#### [What you are asked to do]
When the listing has been read, print it out again in full, word for word.

#### [Provided records]
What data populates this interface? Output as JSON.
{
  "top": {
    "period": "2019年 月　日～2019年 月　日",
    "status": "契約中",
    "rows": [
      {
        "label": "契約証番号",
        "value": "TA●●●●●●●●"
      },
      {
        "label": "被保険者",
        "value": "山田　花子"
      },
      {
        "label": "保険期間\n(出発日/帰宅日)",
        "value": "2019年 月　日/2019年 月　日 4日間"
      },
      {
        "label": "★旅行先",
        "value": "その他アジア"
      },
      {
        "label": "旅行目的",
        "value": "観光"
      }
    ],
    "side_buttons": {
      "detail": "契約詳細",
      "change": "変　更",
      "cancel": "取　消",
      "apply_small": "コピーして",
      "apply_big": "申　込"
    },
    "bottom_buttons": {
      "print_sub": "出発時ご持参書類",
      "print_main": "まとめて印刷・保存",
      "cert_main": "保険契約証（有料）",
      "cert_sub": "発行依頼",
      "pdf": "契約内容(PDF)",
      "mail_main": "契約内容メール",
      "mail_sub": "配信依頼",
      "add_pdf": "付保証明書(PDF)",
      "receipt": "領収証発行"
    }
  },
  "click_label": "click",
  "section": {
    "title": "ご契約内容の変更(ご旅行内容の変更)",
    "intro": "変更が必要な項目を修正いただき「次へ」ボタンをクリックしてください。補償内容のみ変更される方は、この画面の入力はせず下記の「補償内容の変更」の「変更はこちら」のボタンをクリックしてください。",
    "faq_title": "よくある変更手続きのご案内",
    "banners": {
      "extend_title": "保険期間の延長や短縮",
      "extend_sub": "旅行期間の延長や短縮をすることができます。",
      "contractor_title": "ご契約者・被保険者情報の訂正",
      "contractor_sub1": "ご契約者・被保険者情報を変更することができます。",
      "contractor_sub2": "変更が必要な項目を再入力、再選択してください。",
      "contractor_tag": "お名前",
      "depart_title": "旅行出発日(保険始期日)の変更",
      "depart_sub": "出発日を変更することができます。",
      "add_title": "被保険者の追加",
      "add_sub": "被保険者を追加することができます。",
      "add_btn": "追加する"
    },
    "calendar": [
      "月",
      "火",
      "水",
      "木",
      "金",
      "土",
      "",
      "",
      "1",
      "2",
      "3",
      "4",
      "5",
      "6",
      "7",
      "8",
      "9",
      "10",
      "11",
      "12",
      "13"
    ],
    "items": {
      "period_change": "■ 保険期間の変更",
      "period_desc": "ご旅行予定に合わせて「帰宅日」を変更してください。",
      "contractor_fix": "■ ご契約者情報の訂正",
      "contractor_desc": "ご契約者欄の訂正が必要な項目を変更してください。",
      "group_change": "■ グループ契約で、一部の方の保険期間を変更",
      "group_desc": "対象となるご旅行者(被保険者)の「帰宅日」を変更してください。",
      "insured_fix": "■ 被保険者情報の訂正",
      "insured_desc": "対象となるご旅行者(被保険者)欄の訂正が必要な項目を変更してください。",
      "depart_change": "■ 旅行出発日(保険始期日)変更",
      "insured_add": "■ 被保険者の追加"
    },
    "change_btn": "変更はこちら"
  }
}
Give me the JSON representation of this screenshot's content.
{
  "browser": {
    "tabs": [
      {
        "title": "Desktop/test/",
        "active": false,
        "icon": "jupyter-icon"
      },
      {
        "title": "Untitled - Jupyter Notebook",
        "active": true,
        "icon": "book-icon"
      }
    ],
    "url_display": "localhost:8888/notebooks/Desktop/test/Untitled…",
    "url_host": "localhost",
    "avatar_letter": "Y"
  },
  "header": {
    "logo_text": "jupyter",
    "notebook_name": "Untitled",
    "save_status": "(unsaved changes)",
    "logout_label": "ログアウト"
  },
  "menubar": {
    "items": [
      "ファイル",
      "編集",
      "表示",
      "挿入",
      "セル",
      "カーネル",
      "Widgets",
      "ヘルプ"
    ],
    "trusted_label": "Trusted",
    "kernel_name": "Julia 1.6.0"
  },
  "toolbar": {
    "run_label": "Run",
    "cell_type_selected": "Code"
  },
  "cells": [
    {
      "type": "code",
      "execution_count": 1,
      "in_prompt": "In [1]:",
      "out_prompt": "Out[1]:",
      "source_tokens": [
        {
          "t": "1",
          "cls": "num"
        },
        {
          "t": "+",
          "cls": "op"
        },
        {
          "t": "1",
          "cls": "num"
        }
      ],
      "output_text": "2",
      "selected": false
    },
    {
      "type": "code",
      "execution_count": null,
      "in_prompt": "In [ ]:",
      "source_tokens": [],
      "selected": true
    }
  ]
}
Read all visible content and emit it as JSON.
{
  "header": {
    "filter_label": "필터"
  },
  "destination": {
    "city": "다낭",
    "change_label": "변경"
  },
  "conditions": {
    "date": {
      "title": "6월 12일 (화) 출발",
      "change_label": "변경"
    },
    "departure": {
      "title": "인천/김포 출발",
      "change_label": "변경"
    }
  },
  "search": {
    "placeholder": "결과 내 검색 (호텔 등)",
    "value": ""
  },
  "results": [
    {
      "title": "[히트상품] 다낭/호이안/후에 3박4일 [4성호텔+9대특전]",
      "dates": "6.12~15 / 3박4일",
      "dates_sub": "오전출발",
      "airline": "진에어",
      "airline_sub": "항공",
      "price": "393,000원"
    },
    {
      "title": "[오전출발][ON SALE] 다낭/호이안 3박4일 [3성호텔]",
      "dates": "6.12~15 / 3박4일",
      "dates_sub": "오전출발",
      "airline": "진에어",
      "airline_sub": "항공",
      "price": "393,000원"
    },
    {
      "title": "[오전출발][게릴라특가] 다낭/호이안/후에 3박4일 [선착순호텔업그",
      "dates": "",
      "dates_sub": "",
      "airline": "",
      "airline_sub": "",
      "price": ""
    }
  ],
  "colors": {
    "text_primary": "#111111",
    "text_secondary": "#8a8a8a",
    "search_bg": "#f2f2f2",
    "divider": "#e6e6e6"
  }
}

#### [Answer section]
What data populates this interface? Output as JSON.
{
  "top": {
    "period": "2019年 月　日～2019年 月　日",
    "status": "契約中",
    "rows": [
      {
        "label": "契約証番号",
        "value": "TA●●●●●●●●"
      },
      {
        "label": "被保険者",
        "value": "山田　花子"
      },
      {
        "label": "保険期間\n(出発日/帰宅日)",
        "value": "2019年 月　日/2019年 月　日 4日間"
      },
      {
        "label": "★旅行先",
        "value": "その他アジア"
      },
      {
        "label": "旅行目的",
        "value": "観光"
      }
    ],
    "side_buttons": {
      "detail": "契約詳細",
      "change": "変　更",
      "cancel": "取　消",
      "apply_small": "コピーして",
      "apply_big": "申　込"
    },
    "bottom_buttons": {
      "print_sub": "出発時ご持参書類",
      "print_main": "まとめて印刷・保存",
      "cert_main": "保険契約証（有料）",
      "cert_sub": "発行依頼",
      "pdf": "契約内容(PDF)",
      "mail_main": "契約内容メール",
      "mail_sub": "配信依頼",
      "add_pdf": "付保証明書(PDF)",
      "receipt": "領収証発行"
    }
  },
  "click_label": "click",
  "section": {
    "title": "ご契約内容の変更(ご旅行内容の変更)",
    "intro": "変更が必要な項目を修正いただき「次へ」ボタンをクリックしてください。補償内容のみ変更される方は、この画面の入力はせず下記の「補償内容の変更」の「変更はこちら」のボタンをクリックしてください。",
    "faq_title": "よくある変更手続きのご案内",
    "banners": {
      "extend_title": "保険期間の延長や短縮",
      "extend_sub": "旅行期間の延長や短縮をすることができます。",
      "contractor_title": "ご契約者・被保険者情報の訂正",
      "contractor_sub1": "ご契約者・被保険者情報を変更することができます。",
      "contractor_sub2": "変更が必要な項目を再入力、再選択してください。",
      "contractor_tag": "お名前",
      "depart_title": "旅行出発日(保険始期日)の変更",
      "depart_sub": "出発日を変更することができます。",
      "add_title": "被保険者の追加",
      "add_sub": "被保険者を追加することができます。",
      "add_btn": "追加する"
    },
    "calendar": [
      "月",
      "火",
      "水",
      "木",
      "金",
      "土",
      "",
      "",
      "1",
      "2",
      "3",
      "4",
      "5",
      "6",
      "7",
      "8",
      "9",
      "10",
      "11",
      "12",
      "13"
    ],
    "items": {
      "period_change": "■ 保険期間の変更",
      "period_desc": "ご旅行予定に合わせて「帰宅日」を変更してください。",
      "contractor_fix": "■ ご契約者情報の訂正",
      "contractor_desc": "ご契約者欄の訂正が必要な項目を変更してください。",
      "group_change": "■ グループ契約で、一部の方の保険期間を変更",
      "group_desc": "対象となるご旅行者(被保険者)の「帰宅日」を変更してください。",
      "insured_fix": "■ 被保険者情報の訂正",
      "insured_desc": "対象となるご旅行者(被保険者)欄の訂正が必要な項目を変更してください。",
      "depart_change": "■ 旅行出発日(保険始期日)変更",
      "insured_add": "■ 被保険者の追加"
    },
    "change_btn": "変更はこちら"
  }
}
Give me the JSON representation of this screenshot's content.
{
  "browser": {
    "tabs": [
      {
        "title": "Desktop/test/",
        "active": false,
        "icon": "jupyter-icon"
      },
      {
        "title": "Untitled - Jupyter Notebook",
        "active": true,
        "icon": "book-icon"
      }
    ],
    "url_display": "localhost:8888/notebooks/Desktop/test/Untitled…",
    "url_host": "localhost",
    "avatar_letter": "Y"
  },
  "header": {
    "logo_text": "jupyter",
    "notebook_name": "Untitled",
    "save_status": "(unsaved changes)",
    "logout_label": "ログアウト"
  },
  "menubar": {
    "items": [
      "ファイル",
      "編集",
      "表示",
      "挿入",
      "セル",
      "カーネル",
      "Widgets",
      "ヘルプ"
    ],
    "trusted_label": "Trusted",
    "kernel_name": "Julia 1.6.0"
  },
  "toolbar": {
    "run_label": "Run",
    "cell_type_selected": "Code"
  },
  "cells": [
    {
      "type": "code",
      "execution_count": 1,
      "in_prompt": "In [1]:",
      "out_prompt": "Out[1]:",
      "source_tokens": [
        {
          "t": "1",
          "cls": "num"
        },
        {
          "t": "+",
          "cls": "op"
        },
        {
          "t": "1",
          "cls": "num"
        }
      ],
      "output_text": "2",
      "selected": false
    },
    {
      "type": "code",
      "execution_count": null,
      "in_prompt": "In [ ]:",
      "source_tokens": [],
      "selected": true
    }
  ]
}
Read all visible content and emit it as JSON.
{
  "header": {
    "filter_label": "필터"
  },
  "destination": {
    "city": "다낭",
    "change_label": "변경"
  },
  "conditions": {
    "date": {
      "title": "6월 12일 (화) 출발",
      "change_label": "변경"
    },
    "departure": {
      "title": "인천/김포 출발",
      "change_label": "변경"
    }
  },
  "search": {
    "placeholder": "결과 내 검색 (호텔 등)",
    "value": ""
  },
  "results": [
    {
      "title": "[히트상품] 다낭/호이안/후에 3박4일 [4성호텔+9대특전]",
      "dates": "6.12~15 / 3박4일",
      "dates_sub": "오전출발",
      "airline": "진에어",
      "airline_sub": "항공",
      "price": "393,000원"
    },
    {
      "title": "[오전출발][ON SALE] 다낭/호이안 3박4일 [3성호텔]",
      "dates": "6.12~15 / 3박4일",
      "dates_sub": "오전출발",
      "airline": "진에어",
      "airline_sub": "항공",
      "price": "393,000원"
    },
    {
      "title": "[오전출발][게릴라특가] 다낭/호이안/후에 3박4일 [선착순호텔업그",
      "dates": "",
      "dates_sub": "",
      "airline": "",
      "airline_sub": "",
      "price": ""
    }
  ],
  "colors": {
    "text_primary": "#111111",
    "text_secondary": "#8a8a8a",
    "search_bg": "#f2f2f2",
    "divider": "#e6e6e6"
  }
}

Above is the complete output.